Format Type : Paperback
Language : English
Publisher : Pickwick Publications March 24, 2015
Number of Pages : 244 pages
File Size : 862 KB
Status : Available For Download
Last checked : 21 Minutes ago!

Death in Second-Century Christian Thought: The Meaning of Death in Earliest Christianity Reviews

  • C. Marsh
    2018-10-14 03:23

    Dr. Mutie’s work is unique for several reasons. First, it explores in depth a subject that most people think is morbid. Second, it does so from a historical perspective utilizing an impressive amount of primary and secondary sources from both Western and Eastern perspectives. Third, Mutie’s research is presented from a view that is uniquely Christian without marginalizing other faiths.

  • Michael C. Boling
    2018-10-21 08:46

    Death. Scripture says it will come for us all at some point as a result of sin.

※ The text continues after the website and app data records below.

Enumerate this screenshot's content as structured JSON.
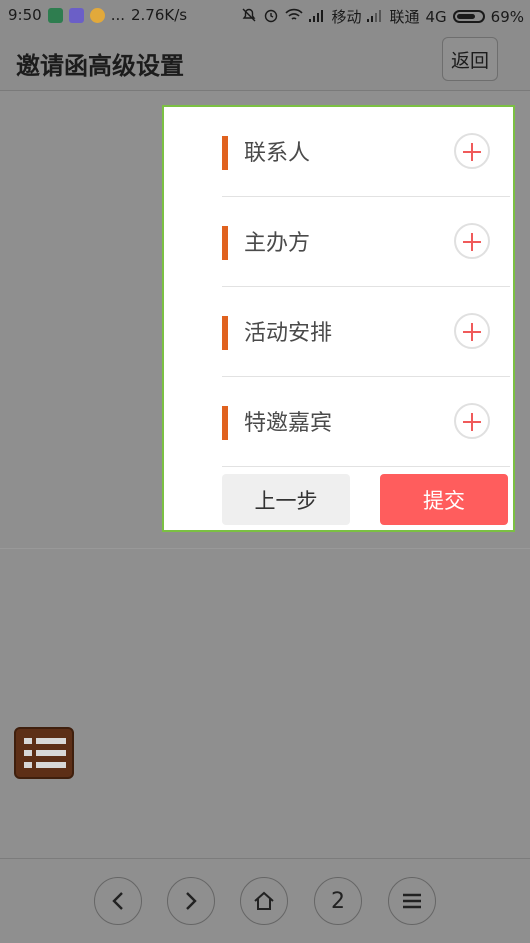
{
  "status_bar": {
    "time": "9:50",
    "more": "...",
    "speed": "2.76K/s",
    "carrier1": "移动",
    "carrier2": "联通",
    "network": "4G",
    "battery": "69%"
  },
  "header": {
    "title": "邀请函高级设置",
    "back_label": "返回"
  },
  "popup": {
    "items": [
      {
        "label": "联系人"
      },
      {
        "label": "主办方"
      },
      {
        "label": "活动安排"
      },
      {
        "label": "特邀嘉宾"
      }
    ],
    "prev_label": "上一步",
    "submit_label": "提交"
  },
  "bottom_nav": {
    "page_number": "2"
  },
  "colors": {
    "accent_orange": "#e0621f",
    "submit_red": "#ff5d5d",
    "popup_border": "#7bc043"
  }
}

The physical cessation of life is something we all know will come but tend to try and not think about. Furthermore, what happens when we die has over the years been a source of debate and discussion within the church. Outside of considerations of Catholic dogma with their assertion at various periods of time for purgatory, evangelical thought on what happens when we die centers on two main proposals, the immediate translation of the “soul” to heaven to rejoin the resurrected physical body when Jesus returns, or two similar yet slightly different approaches, namely the body remaining where it ceased activity awaiting the resurrection and the idea of an interim place for the dead other than the soul journeying to the heavens.